Elements of the Ansar Dine armed group, which had been fighting as a proxy of al Qaeda in the Islamic Maghreb, experienced a split in their ranks Jan. 24. These fighters — led by Alghabass Ag Intalla, the son of the patriarch of the ethnic Tuareg Ifoghas clan — said they would break with others in Ansar Dine and create their own organization, the Islamic Movement for the Azawad. The remaining elements of Ansar Dine are those led by Iyad ag Ghali, a senior Tuareg militia commander. Ghali participated in Tuareg rebellions in the 1990s and 2000s and became the rebel leader in the Kidal region after his co-leader, Ibrahim ag Bahanga, died in a car accident in August 2011.
Can the New Group Be an Ally?
Intalla's split from Ghali would mark an erosion of the militants' war-fighting capability in Kidal region, an area to which al Qaeda in the Islamic Maghreb will likely retreat once it pulls back from the regions of Timbuktu and Gao. Intalla and his followers among the Ifoghas clansmen could play a significant role in providing intelligence on militant movements and supply lines. But the group will not automatically become an ally for the Malian government. Pro-government forces will first need to see evidence of the group's credibility and reliability.
Intalla fully yielded his influence and clansmen to al Qaeda in the Islamic Maghreb in 2012 in an attempt to wrest political control of the Kidal region from the southern-based Malian government. Ghali, who is also Ifoghas, and his militia can claim just as much influence in Kidal region, though more through force of arms than through traditional leadership. The two are interdependent and cannot easily disentangle themselves, so it will not be easy for interventionist forces to support Intalla's new organization if they are indeed considering this. Guns sent to Intalla's organization could get into the hands of rebels overnight. In a longer-term political settlement, once security in northern Mali is achieved, Intalla's influence could play a very significant role should his group credibly switch from enabling jihadism to supporting the Malian government.
In the meantime, French forces have accomplished their initial objective of securing central Mali, and they continue to conduct airstrikes and carry out missions in northern Mali. Malian forces have recaptured the central Malian villages of Diabaly, Konna, Douentza and Hombori as militants have been forced to retreat back into northern Mali. The focus of French activity is now on pushing their assets forward — they have already moved their main contingent of ground forces toward Diabaly and Mopti, the two main French positions closest to northern Mali. The airmobile group, with the 5th Combat Helicopter Regiment in the lead, is also being relocated to Segou in central Mali, bringing it closer to the area where combat operations are taking place.
French special forces have also been deployed to uranium mining facilities in neighboring Niger and tasked with securing French-operated uranium mines, but the location is also likely to interdict the eastern flank of al Qaeda in the Islamic Maghreb in Mali and to try to prevent an eastward retreat toward Libya.
Attempts to Delay Intervention
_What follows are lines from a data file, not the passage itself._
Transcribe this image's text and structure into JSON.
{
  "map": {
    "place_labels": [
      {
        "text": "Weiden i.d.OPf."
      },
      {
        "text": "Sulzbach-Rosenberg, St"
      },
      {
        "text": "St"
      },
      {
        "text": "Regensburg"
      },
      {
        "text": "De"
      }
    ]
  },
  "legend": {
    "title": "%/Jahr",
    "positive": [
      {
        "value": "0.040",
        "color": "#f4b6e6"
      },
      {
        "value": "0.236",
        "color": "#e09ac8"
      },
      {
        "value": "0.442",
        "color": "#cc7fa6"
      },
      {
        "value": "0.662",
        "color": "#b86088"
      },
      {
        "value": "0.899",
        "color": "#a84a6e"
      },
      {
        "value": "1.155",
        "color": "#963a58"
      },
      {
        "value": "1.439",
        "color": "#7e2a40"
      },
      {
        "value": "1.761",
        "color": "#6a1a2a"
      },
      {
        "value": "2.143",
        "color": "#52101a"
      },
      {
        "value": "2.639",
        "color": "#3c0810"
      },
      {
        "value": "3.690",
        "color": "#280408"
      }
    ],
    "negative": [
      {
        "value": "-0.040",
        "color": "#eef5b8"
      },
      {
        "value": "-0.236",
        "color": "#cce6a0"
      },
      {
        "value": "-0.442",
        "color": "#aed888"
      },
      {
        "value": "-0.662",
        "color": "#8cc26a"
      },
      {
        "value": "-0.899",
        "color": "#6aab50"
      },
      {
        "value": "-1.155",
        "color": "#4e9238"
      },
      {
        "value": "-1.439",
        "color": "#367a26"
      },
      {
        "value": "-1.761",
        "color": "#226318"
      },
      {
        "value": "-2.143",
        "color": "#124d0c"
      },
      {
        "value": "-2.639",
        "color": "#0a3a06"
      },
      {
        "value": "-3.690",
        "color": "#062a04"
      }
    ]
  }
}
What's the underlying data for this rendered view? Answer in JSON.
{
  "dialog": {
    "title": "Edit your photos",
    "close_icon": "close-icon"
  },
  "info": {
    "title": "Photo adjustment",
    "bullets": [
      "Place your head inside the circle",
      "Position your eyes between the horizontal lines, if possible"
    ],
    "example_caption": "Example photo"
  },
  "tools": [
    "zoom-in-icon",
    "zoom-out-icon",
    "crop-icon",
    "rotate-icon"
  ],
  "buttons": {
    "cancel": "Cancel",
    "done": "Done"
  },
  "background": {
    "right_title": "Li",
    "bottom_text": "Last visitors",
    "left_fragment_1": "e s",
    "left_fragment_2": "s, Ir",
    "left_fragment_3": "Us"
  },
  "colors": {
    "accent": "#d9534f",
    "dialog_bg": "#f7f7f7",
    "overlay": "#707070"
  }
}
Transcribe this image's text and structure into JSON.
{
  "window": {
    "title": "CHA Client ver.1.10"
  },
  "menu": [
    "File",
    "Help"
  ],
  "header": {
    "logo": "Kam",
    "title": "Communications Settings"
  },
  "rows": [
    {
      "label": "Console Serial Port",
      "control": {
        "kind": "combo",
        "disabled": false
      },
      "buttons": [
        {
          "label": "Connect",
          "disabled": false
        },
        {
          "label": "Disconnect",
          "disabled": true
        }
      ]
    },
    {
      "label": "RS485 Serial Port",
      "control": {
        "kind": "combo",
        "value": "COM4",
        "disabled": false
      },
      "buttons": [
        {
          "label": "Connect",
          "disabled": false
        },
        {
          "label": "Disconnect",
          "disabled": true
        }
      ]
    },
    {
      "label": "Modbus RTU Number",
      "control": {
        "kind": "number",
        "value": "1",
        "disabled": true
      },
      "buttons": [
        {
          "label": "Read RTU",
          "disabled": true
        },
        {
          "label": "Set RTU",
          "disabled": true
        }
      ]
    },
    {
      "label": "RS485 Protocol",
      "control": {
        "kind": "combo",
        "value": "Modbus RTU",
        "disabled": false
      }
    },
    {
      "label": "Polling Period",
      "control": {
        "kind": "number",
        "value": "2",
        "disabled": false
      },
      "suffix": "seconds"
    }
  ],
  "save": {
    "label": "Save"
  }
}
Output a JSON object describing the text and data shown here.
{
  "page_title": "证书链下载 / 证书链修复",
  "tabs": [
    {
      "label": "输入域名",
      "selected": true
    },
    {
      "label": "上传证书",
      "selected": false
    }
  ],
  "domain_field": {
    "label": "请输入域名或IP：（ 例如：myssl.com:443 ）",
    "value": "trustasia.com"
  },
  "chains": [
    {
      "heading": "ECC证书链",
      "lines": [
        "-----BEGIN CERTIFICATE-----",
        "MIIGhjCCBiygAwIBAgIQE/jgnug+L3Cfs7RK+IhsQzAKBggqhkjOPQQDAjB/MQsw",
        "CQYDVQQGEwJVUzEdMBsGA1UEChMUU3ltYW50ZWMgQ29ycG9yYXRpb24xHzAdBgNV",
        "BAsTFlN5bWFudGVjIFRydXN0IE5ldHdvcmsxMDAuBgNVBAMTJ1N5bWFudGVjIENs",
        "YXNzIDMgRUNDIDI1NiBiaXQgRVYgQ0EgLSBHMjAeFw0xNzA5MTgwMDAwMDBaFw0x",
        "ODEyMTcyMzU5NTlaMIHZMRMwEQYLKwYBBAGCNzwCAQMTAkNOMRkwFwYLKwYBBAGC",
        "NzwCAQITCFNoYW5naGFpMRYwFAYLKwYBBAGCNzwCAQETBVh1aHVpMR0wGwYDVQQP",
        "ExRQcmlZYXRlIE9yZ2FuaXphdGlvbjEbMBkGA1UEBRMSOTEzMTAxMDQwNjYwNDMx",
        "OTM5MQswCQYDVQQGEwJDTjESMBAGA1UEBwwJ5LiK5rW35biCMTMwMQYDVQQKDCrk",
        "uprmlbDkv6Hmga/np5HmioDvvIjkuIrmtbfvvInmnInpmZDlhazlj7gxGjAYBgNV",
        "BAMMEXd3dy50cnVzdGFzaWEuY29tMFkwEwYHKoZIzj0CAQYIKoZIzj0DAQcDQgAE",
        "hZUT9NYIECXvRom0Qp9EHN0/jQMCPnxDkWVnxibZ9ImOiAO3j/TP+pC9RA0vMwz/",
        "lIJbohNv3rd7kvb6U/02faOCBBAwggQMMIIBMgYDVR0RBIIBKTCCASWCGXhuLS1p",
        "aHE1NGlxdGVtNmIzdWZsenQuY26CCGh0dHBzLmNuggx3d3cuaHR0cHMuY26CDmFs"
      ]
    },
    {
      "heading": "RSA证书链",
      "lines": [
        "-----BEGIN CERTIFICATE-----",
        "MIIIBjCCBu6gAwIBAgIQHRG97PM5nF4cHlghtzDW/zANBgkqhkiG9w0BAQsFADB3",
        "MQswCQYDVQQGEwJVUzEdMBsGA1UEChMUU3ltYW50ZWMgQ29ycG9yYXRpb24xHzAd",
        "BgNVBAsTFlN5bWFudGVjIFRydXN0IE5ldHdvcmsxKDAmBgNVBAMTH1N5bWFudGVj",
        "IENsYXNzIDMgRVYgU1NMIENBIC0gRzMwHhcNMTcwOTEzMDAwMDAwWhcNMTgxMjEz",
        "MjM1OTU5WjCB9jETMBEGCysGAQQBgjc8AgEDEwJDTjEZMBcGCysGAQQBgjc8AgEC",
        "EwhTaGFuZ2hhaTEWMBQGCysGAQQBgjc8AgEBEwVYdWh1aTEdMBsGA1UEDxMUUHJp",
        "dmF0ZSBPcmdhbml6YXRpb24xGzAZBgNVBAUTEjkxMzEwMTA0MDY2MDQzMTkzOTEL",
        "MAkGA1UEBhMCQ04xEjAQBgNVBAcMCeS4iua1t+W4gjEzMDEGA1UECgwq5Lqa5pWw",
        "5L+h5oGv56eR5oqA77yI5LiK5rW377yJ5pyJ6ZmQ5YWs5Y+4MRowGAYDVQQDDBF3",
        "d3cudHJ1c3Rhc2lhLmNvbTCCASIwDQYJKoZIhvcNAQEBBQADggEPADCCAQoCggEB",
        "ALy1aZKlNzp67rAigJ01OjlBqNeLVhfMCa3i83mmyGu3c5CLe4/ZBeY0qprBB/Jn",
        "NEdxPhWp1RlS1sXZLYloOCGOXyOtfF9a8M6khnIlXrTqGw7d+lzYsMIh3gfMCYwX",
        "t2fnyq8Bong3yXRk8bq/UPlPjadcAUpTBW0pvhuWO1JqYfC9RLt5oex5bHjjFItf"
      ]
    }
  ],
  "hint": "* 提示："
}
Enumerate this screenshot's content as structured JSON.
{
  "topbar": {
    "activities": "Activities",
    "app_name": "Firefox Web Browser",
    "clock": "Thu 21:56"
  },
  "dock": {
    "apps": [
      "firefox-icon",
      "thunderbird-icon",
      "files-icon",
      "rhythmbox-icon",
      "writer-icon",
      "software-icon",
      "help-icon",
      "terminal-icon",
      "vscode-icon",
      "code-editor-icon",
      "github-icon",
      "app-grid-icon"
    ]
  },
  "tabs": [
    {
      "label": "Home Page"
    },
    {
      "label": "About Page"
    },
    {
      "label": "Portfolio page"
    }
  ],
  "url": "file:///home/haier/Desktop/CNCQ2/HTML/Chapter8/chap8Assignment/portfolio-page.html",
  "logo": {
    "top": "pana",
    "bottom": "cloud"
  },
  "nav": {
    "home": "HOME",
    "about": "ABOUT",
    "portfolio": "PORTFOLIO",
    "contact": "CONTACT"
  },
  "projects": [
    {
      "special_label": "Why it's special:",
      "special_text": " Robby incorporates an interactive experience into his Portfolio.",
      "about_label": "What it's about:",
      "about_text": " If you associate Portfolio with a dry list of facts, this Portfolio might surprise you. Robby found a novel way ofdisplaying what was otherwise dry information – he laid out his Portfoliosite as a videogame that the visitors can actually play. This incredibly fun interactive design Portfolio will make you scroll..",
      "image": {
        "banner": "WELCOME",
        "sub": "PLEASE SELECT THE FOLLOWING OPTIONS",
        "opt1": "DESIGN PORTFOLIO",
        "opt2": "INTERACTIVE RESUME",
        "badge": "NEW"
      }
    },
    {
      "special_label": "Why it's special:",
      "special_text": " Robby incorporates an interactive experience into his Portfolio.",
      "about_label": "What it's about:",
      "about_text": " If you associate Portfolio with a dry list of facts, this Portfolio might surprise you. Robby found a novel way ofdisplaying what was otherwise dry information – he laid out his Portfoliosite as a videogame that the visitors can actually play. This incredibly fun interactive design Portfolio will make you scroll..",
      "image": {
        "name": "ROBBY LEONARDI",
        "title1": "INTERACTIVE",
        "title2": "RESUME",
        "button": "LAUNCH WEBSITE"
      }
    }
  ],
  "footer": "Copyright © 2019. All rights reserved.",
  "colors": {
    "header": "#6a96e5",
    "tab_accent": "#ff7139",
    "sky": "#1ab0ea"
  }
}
At the same time, African forces continue to flow into Mali in advance of the ground offensive. About 1,750 African troops are already in Mali and Niger. Most of these forces are still located in Bamako, apart from a Burkinabe contingent that took over responsibility from French troops for protecting the river crossing in Markala. A small task force of troops from Chad and Niger is also gathering in Niger, along the border with Mali. From this position, they could cross into Mali and reach Gao from the north side of the Niger River, thus avoiding the major choke point they would face were they to cross the river over the 300-meter-long (984 feet) bridge into the middle of Gao, an urban center.
Threatened by these preparations, jihadist militants blew up a bridge on the route from Niger's border toward Gao. The bridge, near the village of Tassiga, is essential for mobility along the road running from the border to Gao. The move is an attempt by the militants to secure their southeastern flank in reaction to the news that a task force is preparing just across the border with Niger. The event further reinforces fears that militants will destroy bridges over the Niger River itself, a possibility that will force France and the African forces to prepare contingencies. An extra element of engineering operations will need to be introduced if Chad and Niger's troops are to move toward Gao from their positions in Niger, but the possibility of having to bridge the wider Niger River at Gao and Timbuktu will also have to be taken into account. Such bridging operations could delay the intervention forces while granting militants more time to retreat or an extra opportunity to harass these forces as they perform complex operations to cross the choke points on the Niger River.